ASSIGNED TASK
Among the entries below, find every line that contains the string "data", then copy it.
**********
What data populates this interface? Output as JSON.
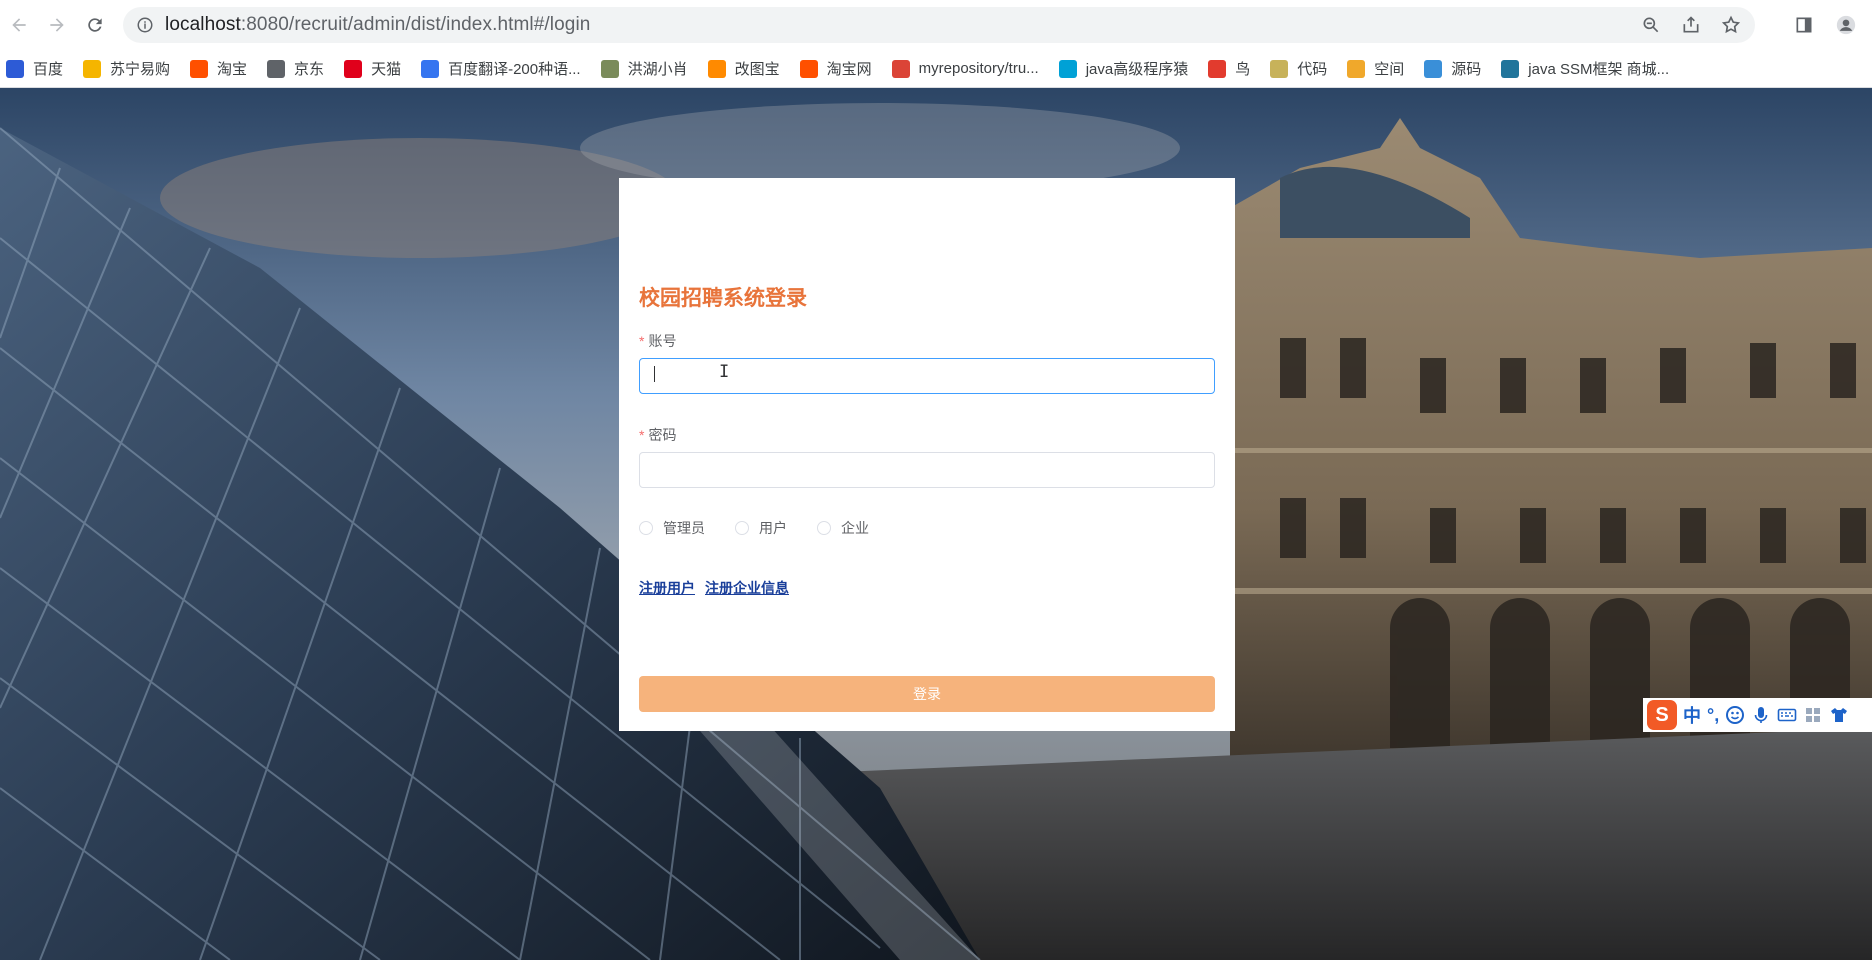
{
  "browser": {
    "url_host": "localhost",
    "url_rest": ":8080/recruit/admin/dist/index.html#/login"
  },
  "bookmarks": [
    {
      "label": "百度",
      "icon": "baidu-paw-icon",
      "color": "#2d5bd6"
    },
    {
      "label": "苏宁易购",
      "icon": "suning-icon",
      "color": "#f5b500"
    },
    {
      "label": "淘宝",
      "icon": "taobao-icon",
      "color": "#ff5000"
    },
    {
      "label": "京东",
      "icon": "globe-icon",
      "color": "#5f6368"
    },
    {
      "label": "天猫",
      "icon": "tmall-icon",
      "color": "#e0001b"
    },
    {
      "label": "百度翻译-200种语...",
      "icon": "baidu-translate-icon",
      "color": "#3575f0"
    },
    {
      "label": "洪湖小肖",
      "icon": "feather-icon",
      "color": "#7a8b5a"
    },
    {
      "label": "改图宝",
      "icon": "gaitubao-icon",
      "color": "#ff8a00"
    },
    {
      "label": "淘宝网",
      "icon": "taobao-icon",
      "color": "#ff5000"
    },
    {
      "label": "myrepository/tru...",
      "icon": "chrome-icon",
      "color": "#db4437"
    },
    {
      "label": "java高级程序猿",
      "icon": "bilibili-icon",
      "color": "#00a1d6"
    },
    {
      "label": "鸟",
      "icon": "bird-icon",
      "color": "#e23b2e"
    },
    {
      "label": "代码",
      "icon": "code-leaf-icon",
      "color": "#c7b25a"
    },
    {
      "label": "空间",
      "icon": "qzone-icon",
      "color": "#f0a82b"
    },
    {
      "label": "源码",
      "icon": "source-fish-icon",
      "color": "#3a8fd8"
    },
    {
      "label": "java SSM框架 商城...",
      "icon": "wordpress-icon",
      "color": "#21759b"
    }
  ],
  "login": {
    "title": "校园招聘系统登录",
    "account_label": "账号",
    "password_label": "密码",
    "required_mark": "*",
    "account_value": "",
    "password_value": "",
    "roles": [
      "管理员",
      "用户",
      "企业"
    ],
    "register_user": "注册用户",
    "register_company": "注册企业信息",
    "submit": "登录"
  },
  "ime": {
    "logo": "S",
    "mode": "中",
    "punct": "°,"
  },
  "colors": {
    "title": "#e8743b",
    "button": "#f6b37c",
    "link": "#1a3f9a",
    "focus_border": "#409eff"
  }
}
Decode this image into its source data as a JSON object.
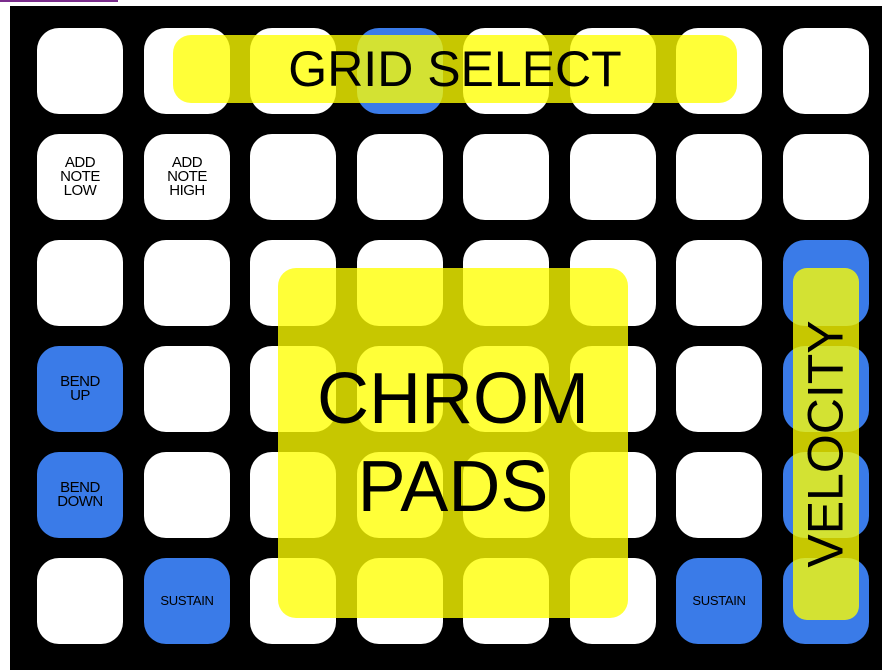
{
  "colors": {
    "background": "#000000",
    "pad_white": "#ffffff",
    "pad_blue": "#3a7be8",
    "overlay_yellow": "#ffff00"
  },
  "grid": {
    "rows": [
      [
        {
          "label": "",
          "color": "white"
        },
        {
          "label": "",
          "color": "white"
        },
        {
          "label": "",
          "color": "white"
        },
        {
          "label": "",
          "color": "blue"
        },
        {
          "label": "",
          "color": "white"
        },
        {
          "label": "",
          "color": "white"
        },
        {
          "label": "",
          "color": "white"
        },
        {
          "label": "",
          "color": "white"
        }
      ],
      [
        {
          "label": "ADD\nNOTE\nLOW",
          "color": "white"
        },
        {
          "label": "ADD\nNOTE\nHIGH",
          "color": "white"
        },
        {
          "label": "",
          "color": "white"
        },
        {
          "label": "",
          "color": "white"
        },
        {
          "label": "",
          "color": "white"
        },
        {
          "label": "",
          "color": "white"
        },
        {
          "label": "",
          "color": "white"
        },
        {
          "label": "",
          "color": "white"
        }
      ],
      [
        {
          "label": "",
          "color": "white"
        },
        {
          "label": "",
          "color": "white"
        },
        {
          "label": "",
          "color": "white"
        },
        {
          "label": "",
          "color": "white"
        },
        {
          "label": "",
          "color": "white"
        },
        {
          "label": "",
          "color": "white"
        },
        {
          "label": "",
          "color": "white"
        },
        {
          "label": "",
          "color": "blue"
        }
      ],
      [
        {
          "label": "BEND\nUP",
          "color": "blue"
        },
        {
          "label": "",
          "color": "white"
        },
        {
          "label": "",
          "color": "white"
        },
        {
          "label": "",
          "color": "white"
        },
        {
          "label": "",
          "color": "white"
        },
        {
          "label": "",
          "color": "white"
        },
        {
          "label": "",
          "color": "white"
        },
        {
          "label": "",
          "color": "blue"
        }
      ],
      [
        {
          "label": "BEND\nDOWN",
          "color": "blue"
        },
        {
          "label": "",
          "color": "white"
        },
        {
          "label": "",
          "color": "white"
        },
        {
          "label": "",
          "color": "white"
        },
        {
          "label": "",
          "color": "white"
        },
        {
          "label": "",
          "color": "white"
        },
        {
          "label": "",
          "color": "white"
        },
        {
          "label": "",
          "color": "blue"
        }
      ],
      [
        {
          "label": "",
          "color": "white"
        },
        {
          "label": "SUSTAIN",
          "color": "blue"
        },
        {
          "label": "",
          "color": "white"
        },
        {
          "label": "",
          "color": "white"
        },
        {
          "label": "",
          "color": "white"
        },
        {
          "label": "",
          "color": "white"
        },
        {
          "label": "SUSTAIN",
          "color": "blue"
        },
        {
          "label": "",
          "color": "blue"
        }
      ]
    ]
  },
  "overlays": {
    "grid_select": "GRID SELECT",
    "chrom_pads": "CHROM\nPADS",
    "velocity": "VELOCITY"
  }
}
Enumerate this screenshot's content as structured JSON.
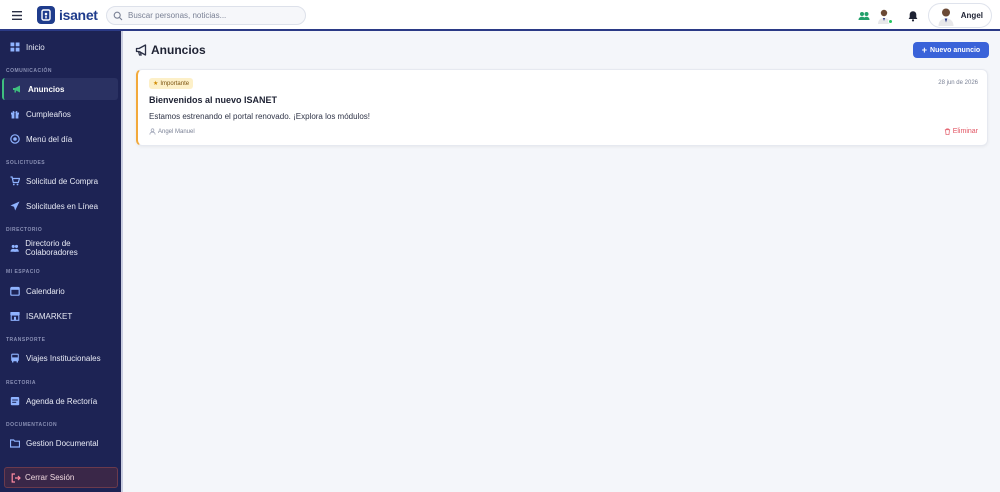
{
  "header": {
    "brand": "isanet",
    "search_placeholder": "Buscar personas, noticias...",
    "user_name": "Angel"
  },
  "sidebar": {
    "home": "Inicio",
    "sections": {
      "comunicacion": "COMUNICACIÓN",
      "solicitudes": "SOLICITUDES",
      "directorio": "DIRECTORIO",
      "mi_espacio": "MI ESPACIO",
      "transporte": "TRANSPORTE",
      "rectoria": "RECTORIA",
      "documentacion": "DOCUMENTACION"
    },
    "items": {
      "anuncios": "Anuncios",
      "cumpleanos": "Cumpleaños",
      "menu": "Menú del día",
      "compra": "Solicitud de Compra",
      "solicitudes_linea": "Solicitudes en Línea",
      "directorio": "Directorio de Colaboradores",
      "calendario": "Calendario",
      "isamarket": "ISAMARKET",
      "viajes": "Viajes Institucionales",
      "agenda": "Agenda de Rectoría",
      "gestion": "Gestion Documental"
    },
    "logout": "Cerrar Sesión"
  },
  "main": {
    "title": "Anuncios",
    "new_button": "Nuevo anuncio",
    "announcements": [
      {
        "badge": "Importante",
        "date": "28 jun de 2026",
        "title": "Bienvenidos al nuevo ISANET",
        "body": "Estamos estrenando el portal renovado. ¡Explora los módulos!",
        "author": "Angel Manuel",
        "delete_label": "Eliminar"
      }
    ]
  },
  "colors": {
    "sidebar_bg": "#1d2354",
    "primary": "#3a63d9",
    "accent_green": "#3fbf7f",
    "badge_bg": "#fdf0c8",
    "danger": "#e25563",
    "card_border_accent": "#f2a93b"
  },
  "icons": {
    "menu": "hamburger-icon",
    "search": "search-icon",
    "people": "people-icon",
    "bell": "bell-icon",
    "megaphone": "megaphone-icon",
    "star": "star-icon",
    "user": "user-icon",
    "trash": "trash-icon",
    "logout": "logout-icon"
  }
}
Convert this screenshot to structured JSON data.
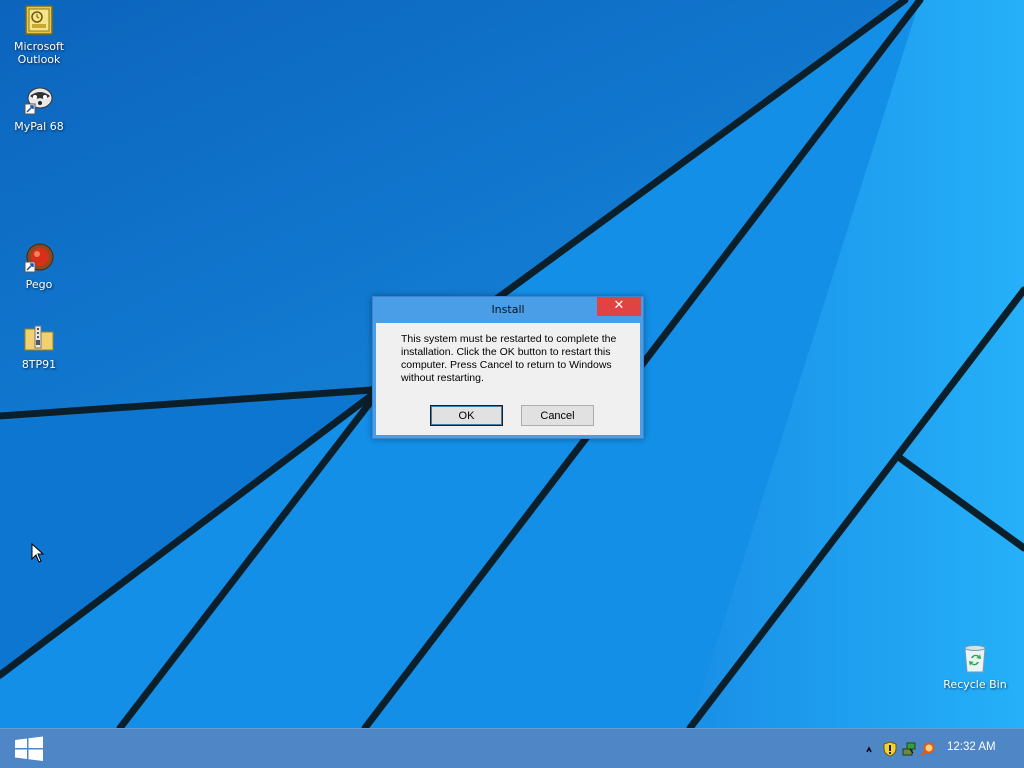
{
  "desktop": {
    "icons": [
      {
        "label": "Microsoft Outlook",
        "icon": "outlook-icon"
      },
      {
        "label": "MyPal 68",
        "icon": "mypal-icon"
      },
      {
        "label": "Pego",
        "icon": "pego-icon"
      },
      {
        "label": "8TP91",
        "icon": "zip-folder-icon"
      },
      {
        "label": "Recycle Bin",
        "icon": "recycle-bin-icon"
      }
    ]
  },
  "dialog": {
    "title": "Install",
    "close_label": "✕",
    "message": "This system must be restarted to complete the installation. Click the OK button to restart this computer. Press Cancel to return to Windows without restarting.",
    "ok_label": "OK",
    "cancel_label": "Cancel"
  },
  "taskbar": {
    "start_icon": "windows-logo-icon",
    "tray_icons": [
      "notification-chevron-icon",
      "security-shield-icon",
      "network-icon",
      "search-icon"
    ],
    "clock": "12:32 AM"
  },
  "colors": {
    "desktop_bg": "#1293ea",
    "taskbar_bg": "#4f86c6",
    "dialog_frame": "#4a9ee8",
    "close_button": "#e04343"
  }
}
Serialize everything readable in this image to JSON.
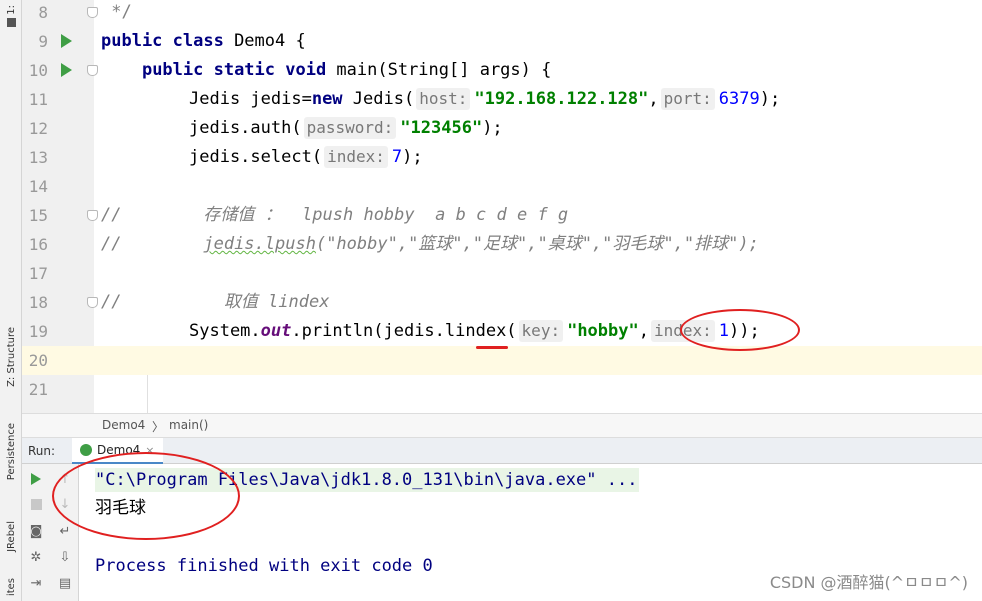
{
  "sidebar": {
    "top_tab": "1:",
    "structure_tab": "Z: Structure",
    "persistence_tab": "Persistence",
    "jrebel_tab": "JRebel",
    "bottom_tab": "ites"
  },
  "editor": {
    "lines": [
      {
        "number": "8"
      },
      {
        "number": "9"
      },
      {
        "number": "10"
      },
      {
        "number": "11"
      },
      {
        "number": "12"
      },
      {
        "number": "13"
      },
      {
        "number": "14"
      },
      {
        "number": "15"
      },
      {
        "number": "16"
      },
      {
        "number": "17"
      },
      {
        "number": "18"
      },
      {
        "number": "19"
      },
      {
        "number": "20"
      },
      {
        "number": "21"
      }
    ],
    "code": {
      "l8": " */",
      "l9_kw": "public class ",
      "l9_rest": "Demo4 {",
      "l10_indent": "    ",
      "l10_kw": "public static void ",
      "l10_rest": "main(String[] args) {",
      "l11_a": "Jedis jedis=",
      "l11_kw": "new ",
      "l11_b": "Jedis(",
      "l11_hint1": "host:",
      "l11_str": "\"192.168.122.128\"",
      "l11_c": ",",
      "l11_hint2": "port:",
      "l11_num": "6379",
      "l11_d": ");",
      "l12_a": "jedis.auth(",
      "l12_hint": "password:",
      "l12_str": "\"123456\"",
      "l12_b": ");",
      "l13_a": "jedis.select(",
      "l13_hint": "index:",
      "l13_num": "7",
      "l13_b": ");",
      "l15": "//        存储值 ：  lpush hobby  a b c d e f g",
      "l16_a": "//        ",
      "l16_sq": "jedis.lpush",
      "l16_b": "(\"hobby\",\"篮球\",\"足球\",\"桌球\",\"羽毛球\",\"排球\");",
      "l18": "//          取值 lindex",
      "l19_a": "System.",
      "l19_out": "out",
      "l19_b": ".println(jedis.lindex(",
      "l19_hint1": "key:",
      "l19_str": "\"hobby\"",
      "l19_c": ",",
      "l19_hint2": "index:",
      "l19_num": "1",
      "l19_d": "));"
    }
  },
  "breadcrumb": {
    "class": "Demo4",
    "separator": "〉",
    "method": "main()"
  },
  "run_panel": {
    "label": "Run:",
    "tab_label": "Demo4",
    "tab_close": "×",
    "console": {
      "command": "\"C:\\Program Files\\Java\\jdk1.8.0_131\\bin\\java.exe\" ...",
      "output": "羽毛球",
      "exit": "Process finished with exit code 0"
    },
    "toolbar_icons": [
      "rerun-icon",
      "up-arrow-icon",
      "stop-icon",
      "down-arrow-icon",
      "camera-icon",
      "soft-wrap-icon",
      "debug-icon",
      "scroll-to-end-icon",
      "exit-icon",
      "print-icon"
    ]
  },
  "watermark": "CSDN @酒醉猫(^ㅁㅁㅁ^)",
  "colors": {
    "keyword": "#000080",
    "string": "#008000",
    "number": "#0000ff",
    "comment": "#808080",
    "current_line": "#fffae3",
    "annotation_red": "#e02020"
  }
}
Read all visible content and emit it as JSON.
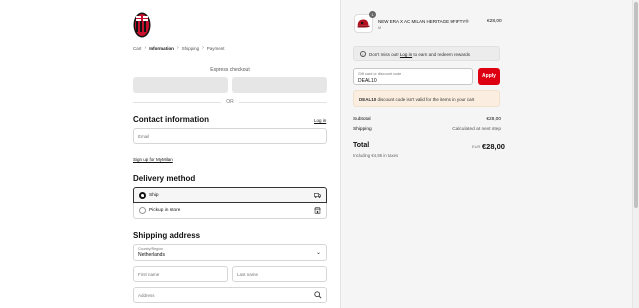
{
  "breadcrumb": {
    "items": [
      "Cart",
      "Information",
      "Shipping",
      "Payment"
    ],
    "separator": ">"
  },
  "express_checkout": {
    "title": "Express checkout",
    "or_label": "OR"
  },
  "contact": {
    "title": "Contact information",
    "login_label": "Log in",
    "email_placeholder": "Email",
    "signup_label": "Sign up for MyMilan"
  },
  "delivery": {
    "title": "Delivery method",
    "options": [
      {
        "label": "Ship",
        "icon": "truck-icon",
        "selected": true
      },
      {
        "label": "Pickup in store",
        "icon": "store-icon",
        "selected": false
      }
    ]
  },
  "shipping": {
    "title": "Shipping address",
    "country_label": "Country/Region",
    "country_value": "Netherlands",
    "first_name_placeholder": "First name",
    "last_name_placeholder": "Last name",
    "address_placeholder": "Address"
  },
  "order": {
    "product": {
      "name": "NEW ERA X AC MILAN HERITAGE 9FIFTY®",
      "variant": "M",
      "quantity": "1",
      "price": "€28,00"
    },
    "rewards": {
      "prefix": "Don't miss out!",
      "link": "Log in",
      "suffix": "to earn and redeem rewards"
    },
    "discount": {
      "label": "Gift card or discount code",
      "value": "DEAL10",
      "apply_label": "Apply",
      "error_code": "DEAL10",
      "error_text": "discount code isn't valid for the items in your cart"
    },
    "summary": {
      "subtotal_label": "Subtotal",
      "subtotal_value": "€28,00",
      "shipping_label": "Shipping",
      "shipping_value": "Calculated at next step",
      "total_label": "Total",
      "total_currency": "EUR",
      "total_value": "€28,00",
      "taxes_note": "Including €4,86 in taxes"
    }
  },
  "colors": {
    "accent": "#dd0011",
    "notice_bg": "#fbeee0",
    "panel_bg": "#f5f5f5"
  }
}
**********
ANSWER BELOW
What data populates this interface? Output as JSON.
Decode this image into its source data as a JSON object.
Convert this screenshot to structured JSON data.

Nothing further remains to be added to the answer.